Google yourself and see what results come up. Do you want your future employer to see these results? If not, contact the person controlling the site where sensitive information about you is found and ask he or she to take it down. Check Google’s removal policies to see if the content falls under what they will willingly remove. However, remember this will take a while to change the results on a simple Google search, so be proactive. Searching for you online is probably the first thing a future employer will do when reviewing your application. “All social media is an extension of you and how you want the public to perceive you. As a prospective employee and job applicant, you should always put your best foot forward,” says Kaitlin Swisher, interim director for the Communications and Marketing Office in the Eberly College of Arts and Sciences at West Virginia University.

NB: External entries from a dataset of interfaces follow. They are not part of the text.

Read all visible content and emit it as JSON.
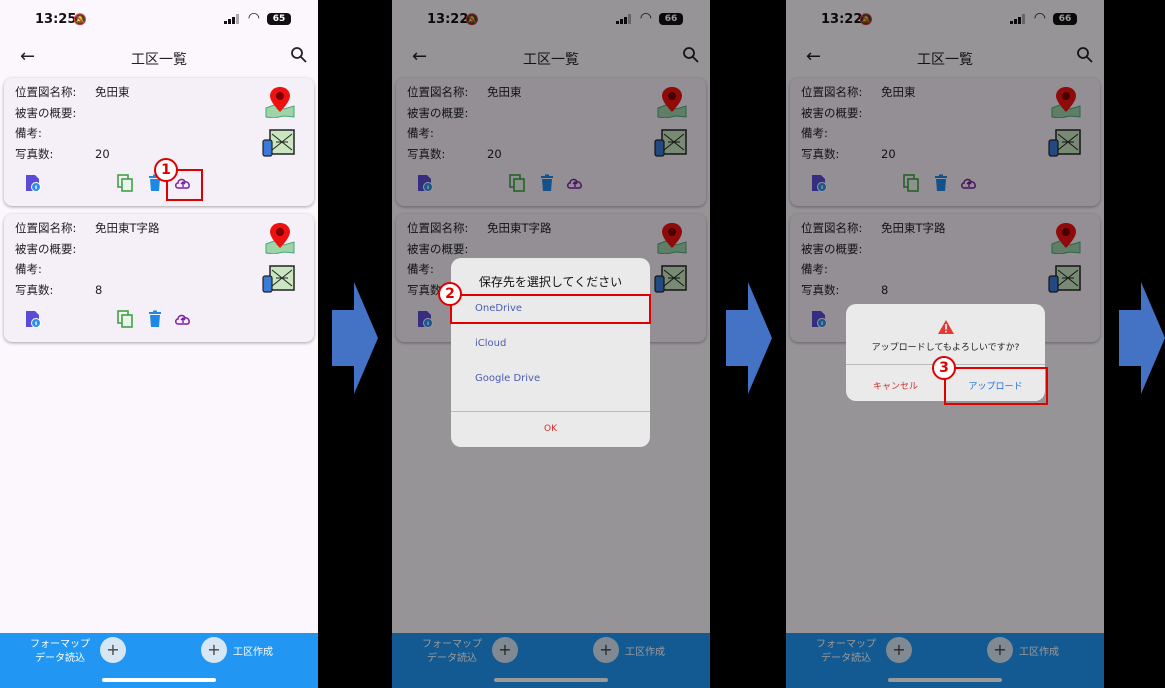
{
  "status": {
    "time_1": "13:25",
    "time_2": "13:22",
    "time_3": "13:22",
    "battery_1": "65",
    "battery_2": "66",
    "battery_3": "66"
  },
  "appbar": {
    "title": "工区一覧"
  },
  "labels": {
    "location": "位置図名称:",
    "damage": "被害の概要:",
    "note": "備考:",
    "photos": "写真数:"
  },
  "cards": [
    {
      "location": "免田東",
      "damage": "",
      "note": "",
      "photos": "20"
    },
    {
      "location": "免田東T字路",
      "damage": "",
      "note": "",
      "photos": "8"
    }
  ],
  "bottom": {
    "format_line1": "フォーマップ",
    "format_line2": "データ読込",
    "plus": "+",
    "new_site": "工区作成"
  },
  "save_dialog": {
    "title": "保存先を選択してください",
    "options": [
      "OneDrive",
      "iCloud",
      "Google Drive"
    ],
    "ok": "OK"
  },
  "confirm_dialog": {
    "message": "アップロードしてもよろしいですか?",
    "cancel": "キャンセル",
    "upload": "アップロード"
  },
  "steps": [
    "1",
    "2",
    "3"
  ],
  "colors": {
    "bottombar": "#2196f3",
    "highlight": "#e00000",
    "arrow": "#4472c4",
    "card": "#f5eff8"
  }
}
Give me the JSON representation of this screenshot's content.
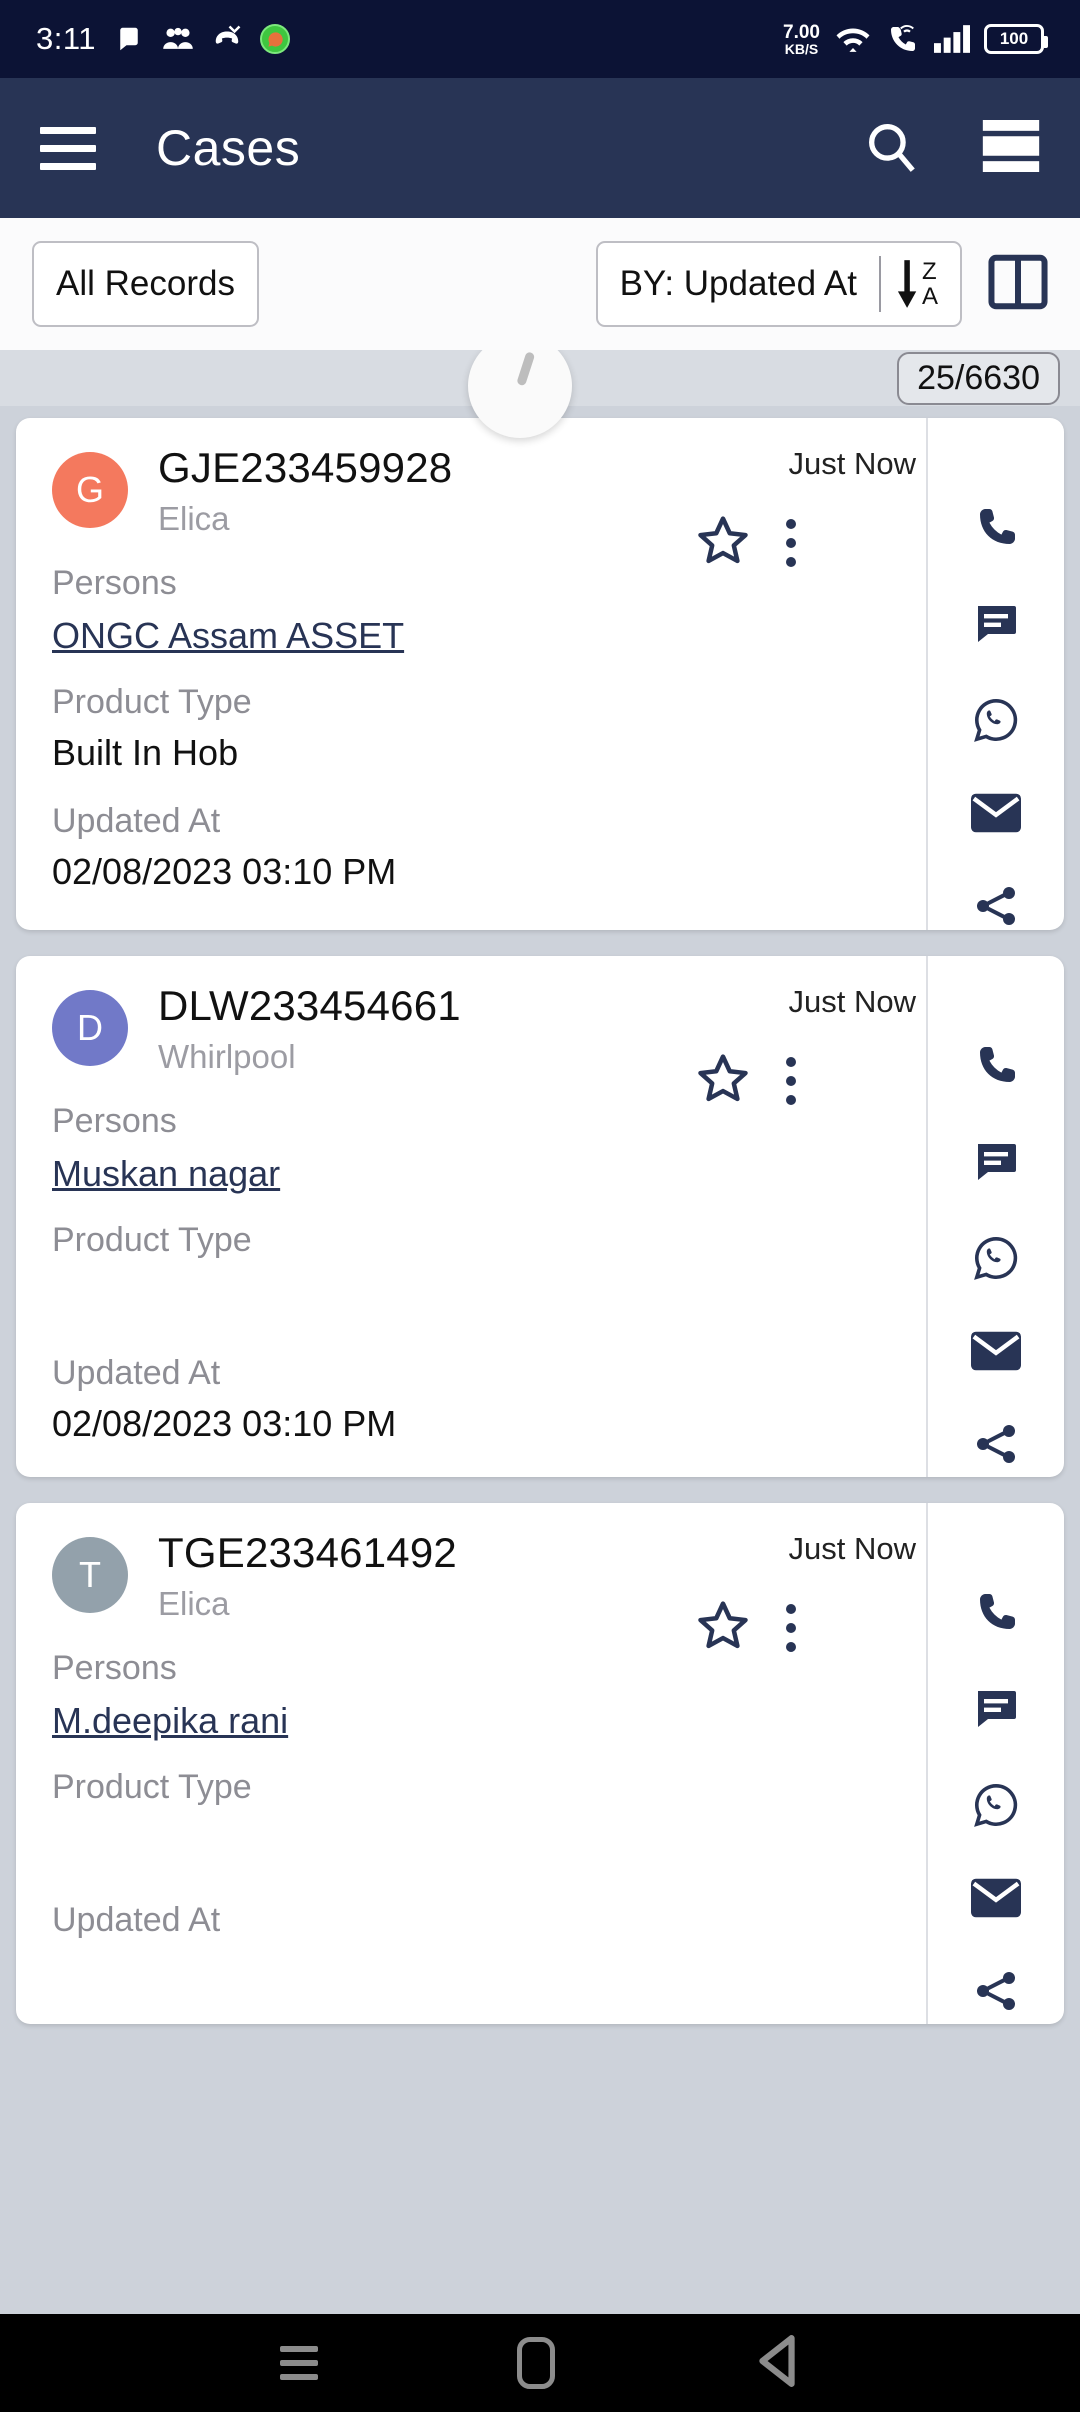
{
  "status_bar": {
    "time": "3:11",
    "network_speed_value": "7.00",
    "network_speed_unit": "KB/S",
    "battery_level": "100",
    "icons": [
      "chat-bubble-icon",
      "people-icon",
      "missed-call-icon",
      "whatsapp-badge-icon",
      "wifi-icon",
      "wifi-calling-icon",
      "signal-bars-icon",
      "battery-icon"
    ]
  },
  "app_bar": {
    "title": "Cases",
    "menu_icon": "hamburger-menu-icon",
    "search_icon": "search-icon",
    "view_icon": "list-view-icon"
  },
  "filter_bar": {
    "records_filter": "All Records",
    "sort_label": "BY: Updated At",
    "sort_order_letters": [
      "Z",
      "A"
    ],
    "sort_icon": "sort-descending-icon",
    "layout_icon": "split-view-icon"
  },
  "list": {
    "count_badge": "25/6630",
    "refresh_indicator": "pull-to-refresh-spinner",
    "field_labels": {
      "persons": "Persons",
      "product_type": "Product Type",
      "updated_at": "Updated At"
    },
    "action_icons": [
      "phone-icon",
      "message-icon",
      "whatsapp-icon",
      "email-icon",
      "share-icon"
    ],
    "cards": [
      {
        "avatar_letter": "G",
        "avatar_color": "#F4795E",
        "case_id": "GJE233459928",
        "brand": "Elica",
        "person": "ONGC Assam ASSET",
        "product_type": "Built In Hob",
        "updated_at": "02/08/2023 03:10 PM",
        "timestamp": "Just Now",
        "starred": false
      },
      {
        "avatar_letter": "D",
        "avatar_color": "#7179C8",
        "case_id": "DLW233454661",
        "brand": "Whirlpool",
        "person": "Muskan nagar",
        "product_type": "",
        "updated_at": "02/08/2023 03:10 PM",
        "timestamp": "Just Now",
        "starred": false
      },
      {
        "avatar_letter": "T",
        "avatar_color": "#93A1AB",
        "case_id": "TGE233461492",
        "brand": "Elica",
        "person": "M.deepika rani",
        "product_type": "",
        "updated_at": "",
        "timestamp": "Just Now",
        "starred": false
      }
    ]
  },
  "nav_bar": {
    "recent_icon": "recent-apps-icon",
    "home_icon": "home-icon",
    "back_icon": "back-icon"
  },
  "colors": {
    "status_bar_bg": "#0C1335",
    "app_bar_bg": "#283455",
    "page_bg": "#CDD2DA",
    "accent": "#283455"
  }
}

2. Untag yourself from photos

Specifically on Instagram, you can “untag” photos of yourself so the photos do not show up on your profile. When posting and posing in others photos, carry yourself like the future boss you know you will be.



3. Network, network, network

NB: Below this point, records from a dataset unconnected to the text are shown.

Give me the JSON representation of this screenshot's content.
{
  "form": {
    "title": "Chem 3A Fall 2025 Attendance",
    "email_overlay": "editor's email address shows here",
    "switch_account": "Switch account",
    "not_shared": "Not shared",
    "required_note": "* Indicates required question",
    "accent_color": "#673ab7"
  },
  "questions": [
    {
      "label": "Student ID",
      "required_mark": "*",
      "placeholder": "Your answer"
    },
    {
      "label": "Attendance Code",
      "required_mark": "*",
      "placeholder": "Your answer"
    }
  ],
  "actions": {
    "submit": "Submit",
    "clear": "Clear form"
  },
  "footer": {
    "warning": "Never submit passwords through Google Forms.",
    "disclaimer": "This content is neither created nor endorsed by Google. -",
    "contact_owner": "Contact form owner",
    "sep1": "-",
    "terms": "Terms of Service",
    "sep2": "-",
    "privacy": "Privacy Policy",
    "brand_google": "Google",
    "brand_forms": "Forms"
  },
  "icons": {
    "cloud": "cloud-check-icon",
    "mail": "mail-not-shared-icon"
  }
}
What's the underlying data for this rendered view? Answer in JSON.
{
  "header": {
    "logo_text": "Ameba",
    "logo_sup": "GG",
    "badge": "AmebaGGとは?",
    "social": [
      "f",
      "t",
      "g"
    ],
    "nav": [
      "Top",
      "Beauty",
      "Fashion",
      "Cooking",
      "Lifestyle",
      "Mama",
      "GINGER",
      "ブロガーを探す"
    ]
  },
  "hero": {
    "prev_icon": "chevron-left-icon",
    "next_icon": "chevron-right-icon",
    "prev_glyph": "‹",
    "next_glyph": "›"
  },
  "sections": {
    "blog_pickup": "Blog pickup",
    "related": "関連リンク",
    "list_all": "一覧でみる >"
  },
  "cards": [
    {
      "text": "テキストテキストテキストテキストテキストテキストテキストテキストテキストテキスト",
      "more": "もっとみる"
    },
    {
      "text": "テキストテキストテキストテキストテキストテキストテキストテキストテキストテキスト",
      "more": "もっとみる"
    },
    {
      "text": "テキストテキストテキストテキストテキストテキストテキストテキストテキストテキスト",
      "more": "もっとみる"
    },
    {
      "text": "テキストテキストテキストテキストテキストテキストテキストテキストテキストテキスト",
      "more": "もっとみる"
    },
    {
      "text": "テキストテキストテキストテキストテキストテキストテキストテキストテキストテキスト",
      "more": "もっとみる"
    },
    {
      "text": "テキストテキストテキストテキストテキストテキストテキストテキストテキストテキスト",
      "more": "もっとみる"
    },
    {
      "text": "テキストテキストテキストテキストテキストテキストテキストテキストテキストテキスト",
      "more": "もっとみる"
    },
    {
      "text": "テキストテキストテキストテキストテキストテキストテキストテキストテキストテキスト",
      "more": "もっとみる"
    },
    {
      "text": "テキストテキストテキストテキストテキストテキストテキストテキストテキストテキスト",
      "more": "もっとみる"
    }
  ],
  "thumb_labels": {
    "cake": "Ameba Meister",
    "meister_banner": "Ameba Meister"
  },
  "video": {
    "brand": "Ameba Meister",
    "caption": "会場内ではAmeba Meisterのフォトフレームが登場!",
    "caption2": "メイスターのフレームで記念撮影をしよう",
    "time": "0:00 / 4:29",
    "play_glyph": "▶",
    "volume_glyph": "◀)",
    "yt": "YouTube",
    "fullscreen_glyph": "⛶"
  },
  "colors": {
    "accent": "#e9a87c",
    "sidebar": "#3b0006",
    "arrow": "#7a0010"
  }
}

A future employer will be impressed if you use social media as a networking tool and not as the celebrity you think you are in your head. Engage in popular and trending conversations, discuss topics on your prospective fields, share articles, and carry yourself online in a professional way. “I am impressed if the candidates are using their Twitter accounts for professional purposes,” Swisher says.



4. Make your accounts private

If you do post things that could hinder your job application, make your accounts private. Your future employer will probably look at your accounts before they even meet you, so your social media is an introduction of you. It’s important to show your personality and style, however you must still showcase the positive aspects of your life. If you aren’t going to mention it in an interview, you probably shouldn't post it.

“Facebook has a helpful privacy check-up tool that allows you to quickly see who can see what is on your profile,” Swisher says. Because their privacy standards change regularly, it is helpful to run this check-up every few months. You can also quickly view how the public sees your profile through the “view as” link.



5. Look for red flags

Swisher describes red flags to be anything unprofessional, including inappropriate appearance and/or nonverbal cues in photos, unprofessional language and content, and poor grammar. “My biggest red flags are posts featuring alcohol, smoking, partying, cursing, illegal activity, and repetitive selfies. Using good grammar is especially important for positions in public relations, journalism, communications, and marketing,” she says. Look through each of your social media accounts and scrutinize posts from the last year to make sure you take down anything featuring a red flag.